This past Father's Day weekend provided an opportunity to reflect upon loss, love, and the relationship between a father and a son. Sunday was my first Father's Day since losing my dad this past New Year's Eve. I spent many Father's Days with him and my stepmother down in Alva, OK since moving back to [...]

This past Father's Day weekend provided an opportunity to reflect upon loss, love, and the relationship between a father and a son.
Sunday was my first Father's Day since losing my dad this past New Year's Eve. I spent many Father's Days with him and my stepmother down in Alva, OK since moving back to the Great Plains almost 20 years ago. We would have a meal, followed by pie, often coconut cream, and then we would visit, which usually meant I would listen to him talk about his latest project/scheme or perhaps a story from his life experiences, usually related to work. My father was a great storyteller, and I'll miss that. He knew how to tell a story. He also knew how to get himself out of a bind, which he seemed to often find himself in over the course of his life. It would typically be related to a business or other financial dealing. Somehow, he always seemed to make it work, just like some quarterback throwing a Hail Mary pass, successfully, as the seconds ticked off the game clock.
But it wasn't to be this time. This time he wasn't the one in charge of the final outcome.

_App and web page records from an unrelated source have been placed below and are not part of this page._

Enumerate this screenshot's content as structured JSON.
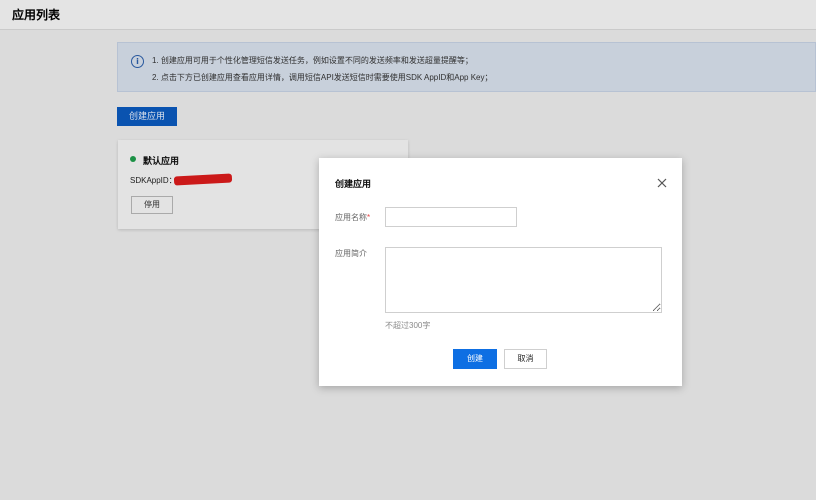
{
  "page": {
    "title": "应用列表"
  },
  "info": {
    "line1": "1. 创建应用可用于个性化管理短信发送任务，例如设置不同的发送频率和发送超量提醒等；",
    "line2": "2. 点击下方已创建应用查看应用详情，调用短信API发送短信时需要使用SDK AppID和App Key；",
    "icon": "info-icon"
  },
  "toolbar": {
    "create_label": "创建应用"
  },
  "app_card": {
    "name": "默认应用",
    "status_color": "#1e9b4b",
    "sdk_label": "SDKAppID：",
    "disable_label": "停用"
  },
  "dialog": {
    "title": "创建应用",
    "name_label": "应用名称",
    "required_mark": "*",
    "desc_label": "应用简介",
    "name_value": "",
    "desc_value": "",
    "hint": "不超过300字",
    "ok_label": "创建",
    "cancel_label": "取消"
  },
  "colors": {
    "primary": "#0e6fe3",
    "header_button": "#0b59bb",
    "required": "#e54545"
  }
}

My father and I had a complicated relationship at times, as I suspect is often the case between fathers and son of his and my generation. It seemed like we often missed each other. When I went looking for him at the place where someone told me he was, I often discovered he had just left before I arrived. We did talk, especially in his later years, but I regret that we never had any conversations where we came to know each other on a deeper level, beyond father and son. At times, we would both begin to build a bridge across to the one on the other side, but we just never seemed to finish it. We came close sometimes, but he had his world, and I had mine.
Still, he loved me, and I knew it. He was proud of me. I read just that in a birthday card he gave me years ago and which I re-discovered this past Father's Day. One thing that I will always be grateful for is the last conversation we had before I headed back to Kansas, two days before he died, from the hospital in Oklahoma City.
'I love you, dad,' I told him, hugging him.
'I love you too, son,' he replied.
In the end, isn't that what really matters? Isn't that what lasts?